ACTION ITEM
When you return the entries, keep every word and mark exactly as it is.
_ _ _ _ _
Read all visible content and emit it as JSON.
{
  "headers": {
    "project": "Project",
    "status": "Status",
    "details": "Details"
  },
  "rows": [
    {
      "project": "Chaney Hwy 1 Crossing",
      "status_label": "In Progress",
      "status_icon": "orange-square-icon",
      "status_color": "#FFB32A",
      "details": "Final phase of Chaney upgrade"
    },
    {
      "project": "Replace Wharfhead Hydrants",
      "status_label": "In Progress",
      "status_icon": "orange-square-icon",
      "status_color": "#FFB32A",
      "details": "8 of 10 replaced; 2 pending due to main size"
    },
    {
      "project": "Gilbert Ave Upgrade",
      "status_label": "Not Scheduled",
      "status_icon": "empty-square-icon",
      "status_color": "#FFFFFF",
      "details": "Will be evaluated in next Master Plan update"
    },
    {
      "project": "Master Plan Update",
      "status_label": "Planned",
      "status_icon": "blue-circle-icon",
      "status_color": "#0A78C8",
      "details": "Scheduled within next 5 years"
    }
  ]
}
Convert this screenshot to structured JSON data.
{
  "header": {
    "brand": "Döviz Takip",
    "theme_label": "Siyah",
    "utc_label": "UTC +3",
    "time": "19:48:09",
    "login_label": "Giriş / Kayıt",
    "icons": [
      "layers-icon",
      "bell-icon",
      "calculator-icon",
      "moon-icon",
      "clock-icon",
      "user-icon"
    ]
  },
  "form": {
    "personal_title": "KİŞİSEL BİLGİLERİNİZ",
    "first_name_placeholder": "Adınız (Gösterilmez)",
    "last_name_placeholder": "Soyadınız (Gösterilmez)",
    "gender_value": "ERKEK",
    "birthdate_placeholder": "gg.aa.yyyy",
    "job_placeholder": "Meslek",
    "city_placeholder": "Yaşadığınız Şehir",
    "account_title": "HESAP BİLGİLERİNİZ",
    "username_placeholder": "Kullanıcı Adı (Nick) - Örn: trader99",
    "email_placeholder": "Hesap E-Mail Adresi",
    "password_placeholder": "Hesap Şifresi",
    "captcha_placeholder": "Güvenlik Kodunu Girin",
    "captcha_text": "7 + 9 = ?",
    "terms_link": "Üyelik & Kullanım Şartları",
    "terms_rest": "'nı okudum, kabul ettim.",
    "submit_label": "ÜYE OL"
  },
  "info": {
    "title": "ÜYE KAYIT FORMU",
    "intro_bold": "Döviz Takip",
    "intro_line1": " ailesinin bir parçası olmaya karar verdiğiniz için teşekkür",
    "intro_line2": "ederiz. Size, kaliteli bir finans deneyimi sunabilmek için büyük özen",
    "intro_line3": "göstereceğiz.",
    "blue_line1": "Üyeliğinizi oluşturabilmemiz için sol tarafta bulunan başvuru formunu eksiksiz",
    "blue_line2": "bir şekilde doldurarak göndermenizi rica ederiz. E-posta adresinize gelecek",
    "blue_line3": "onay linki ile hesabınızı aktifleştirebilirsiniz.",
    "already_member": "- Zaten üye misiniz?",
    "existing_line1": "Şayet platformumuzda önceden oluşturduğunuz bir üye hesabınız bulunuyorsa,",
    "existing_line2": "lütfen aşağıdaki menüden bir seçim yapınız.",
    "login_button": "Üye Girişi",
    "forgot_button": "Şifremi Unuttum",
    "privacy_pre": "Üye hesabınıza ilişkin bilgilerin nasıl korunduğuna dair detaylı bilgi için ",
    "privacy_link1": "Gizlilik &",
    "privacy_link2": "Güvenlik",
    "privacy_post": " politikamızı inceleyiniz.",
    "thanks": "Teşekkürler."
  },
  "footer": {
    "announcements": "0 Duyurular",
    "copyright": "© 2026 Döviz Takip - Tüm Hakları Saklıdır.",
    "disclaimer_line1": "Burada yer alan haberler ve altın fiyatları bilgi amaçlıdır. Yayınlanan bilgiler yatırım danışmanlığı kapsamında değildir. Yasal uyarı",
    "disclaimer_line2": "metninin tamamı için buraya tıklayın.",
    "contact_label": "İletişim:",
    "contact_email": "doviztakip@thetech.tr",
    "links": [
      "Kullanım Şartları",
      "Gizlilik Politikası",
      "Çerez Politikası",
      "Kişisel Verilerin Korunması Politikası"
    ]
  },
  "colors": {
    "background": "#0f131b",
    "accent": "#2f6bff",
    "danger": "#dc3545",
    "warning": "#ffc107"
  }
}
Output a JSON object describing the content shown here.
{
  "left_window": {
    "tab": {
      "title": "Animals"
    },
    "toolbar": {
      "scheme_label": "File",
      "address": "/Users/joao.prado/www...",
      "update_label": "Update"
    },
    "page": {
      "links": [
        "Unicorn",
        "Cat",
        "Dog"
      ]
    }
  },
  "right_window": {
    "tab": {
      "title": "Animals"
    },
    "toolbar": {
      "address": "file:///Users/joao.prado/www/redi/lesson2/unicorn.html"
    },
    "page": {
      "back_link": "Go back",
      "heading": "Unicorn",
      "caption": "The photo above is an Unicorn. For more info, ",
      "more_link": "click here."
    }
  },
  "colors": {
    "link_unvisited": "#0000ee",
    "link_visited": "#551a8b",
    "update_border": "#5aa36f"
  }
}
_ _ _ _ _
EXERCISE SOLUTION
Read all visible content and emit it as JSON.
{
  "headers": {
    "project": "Project",
    "status": "Status",
    "details": "Details"
  },
  "rows": [
    {
      "project": "Chaney Hwy 1 Crossing",
      "status_label": "In Progress",
      "status_icon": "orange-square-icon",
      "status_color": "#FFB32A",
      "details": "Final phase of Chaney upgrade"
    },
    {
      "project": "Replace Wharfhead Hydrants",
      "status_label": "In Progress",
      "status_icon": "orange-square-icon",
      "status_color": "#FFB32A",
      "details": "8 of 10 replaced; 2 pending due to main size"
    },
    {
      "project": "Gilbert Ave Upgrade",
      "status_label": "Not Scheduled",
      "status_icon": "empty-square-icon",
      "status_color": "#FFFFFF",
      "details": "Will be evaluated in next Master Plan update"
    },
    {
      "project": "Master Plan Update",
      "status_label": "Planned",
      "status_icon": "blue-circle-icon",
      "status_color": "#0A78C8",
      "details": "Scheduled within next 5 years"
    }
  ]
}
Convert this screenshot to structured JSON data.
{
  "header": {
    "brand": "Döviz Takip",
    "theme_label": "Siyah",
    "utc_label": "UTC +3",
    "time": "19:48:09",
    "login_label": "Giriş / Kayıt",
    "icons": [
      "layers-icon",
      "bell-icon",
      "calculator-icon",
      "moon-icon",
      "clock-icon",
      "user-icon"
    ]
  },
  "form": {
    "personal_title": "KİŞİSEL BİLGİLERİNİZ",
    "first_name_placeholder": "Adınız (Gösterilmez)",
    "last_name_placeholder": "Soyadınız (Gösterilmez)",
    "gender_value": "ERKEK",
    "birthdate_placeholder": "gg.aa.yyyy",
    "job_placeholder": "Meslek",
    "city_placeholder": "Yaşadığınız Şehir",
    "account_title": "HESAP BİLGİLERİNİZ",
    "username_placeholder": "Kullanıcı Adı (Nick) - Örn: trader99",
    "email_placeholder": "Hesap E-Mail Adresi",
    "password_placeholder": "Hesap Şifresi",
    "captcha_placeholder": "Güvenlik Kodunu Girin",
    "captcha_text": "7 + 9 = ?",
    "terms_link": "Üyelik & Kullanım Şartları",
    "terms_rest": "'nı okudum, kabul ettim.",
    "submit_label": "ÜYE OL"
  },
  "info": {
    "title": "ÜYE KAYIT FORMU",
    "intro_bold": "Döviz Takip",
    "intro_line1": " ailesinin bir parçası olmaya karar verdiğiniz için teşekkür",
    "intro_line2": "ederiz. Size, kaliteli bir finans deneyimi sunabilmek için büyük özen",
    "intro_line3": "göstereceğiz.",
    "blue_line1": "Üyeliğinizi oluşturabilmemiz için sol tarafta bulunan başvuru formunu eksiksiz",
    "blue_line2": "bir şekilde doldurarak göndermenizi rica ederiz. E-posta adresinize gelecek",
    "blue_line3": "onay linki ile hesabınızı aktifleştirebilirsiniz.",
    "already_member": "- Zaten üye misiniz?",
    "existing_line1": "Şayet platformumuzda önceden oluşturduğunuz bir üye hesabınız bulunuyorsa,",
    "existing_line2": "lütfen aşağıdaki menüden bir seçim yapınız.",
    "login_button": "Üye Girişi",
    "forgot_button": "Şifremi Unuttum",
    "privacy_pre": "Üye hesabınıza ilişkin bilgilerin nasıl korunduğuna dair detaylı bilgi için ",
    "privacy_link1": "Gizlilik &",
    "privacy_link2": "Güvenlik",
    "privacy_post": " politikamızı inceleyiniz.",
    "thanks": "Teşekkürler."
  },
  "footer": {
    "announcements": "0 Duyurular",
    "copyright": "© 2026 Döviz Takip - Tüm Hakları Saklıdır.",
    "disclaimer_line1": "Burada yer alan haberler ve altın fiyatları bilgi amaçlıdır. Yayınlanan bilgiler yatırım danışmanlığı kapsamında değildir. Yasal uyarı",
    "disclaimer_line2": "metninin tamamı için buraya tıklayın.",
    "contact_label": "İletişim:",
    "contact_email": "doviztakip@thetech.tr",
    "links": [
      "Kullanım Şartları",
      "Gizlilik Politikası",
      "Çerez Politikası",
      "Kişisel Verilerin Korunması Politikası"
    ]
  },
  "colors": {
    "background": "#0f131b",
    "accent": "#2f6bff",
    "danger": "#dc3545",
    "warning": "#ffc107"
  }
}
Output a JSON object describing the content shown here.
{
  "left_window": {
    "tab": {
      "title": "Animals"
    },
    "toolbar": {
      "scheme_label": "File",
      "address": "/Users/joao.prado/www...",
      "update_label": "Update"
    },
    "page": {
      "links": [
        "Unicorn",
        "Cat",
        "Dog"
      ]
    }
  },
  "right_window": {
    "tab": {
      "title": "Animals"
    },
    "toolbar": {
      "address": "file:///Users/joao.prado/www/redi/lesson2/unicorn.html"
    },
    "page": {
      "back_link": "Go back",
      "heading": "Unicorn",
      "caption": "The photo above is an Unicorn. For more info, ",
      "more_link": "click here."
    }
  },
  "colors": {
    "link_unvisited": "#0000ee",
    "link_visited": "#551a8b",
    "update_border": "#5aa36f"
  }
}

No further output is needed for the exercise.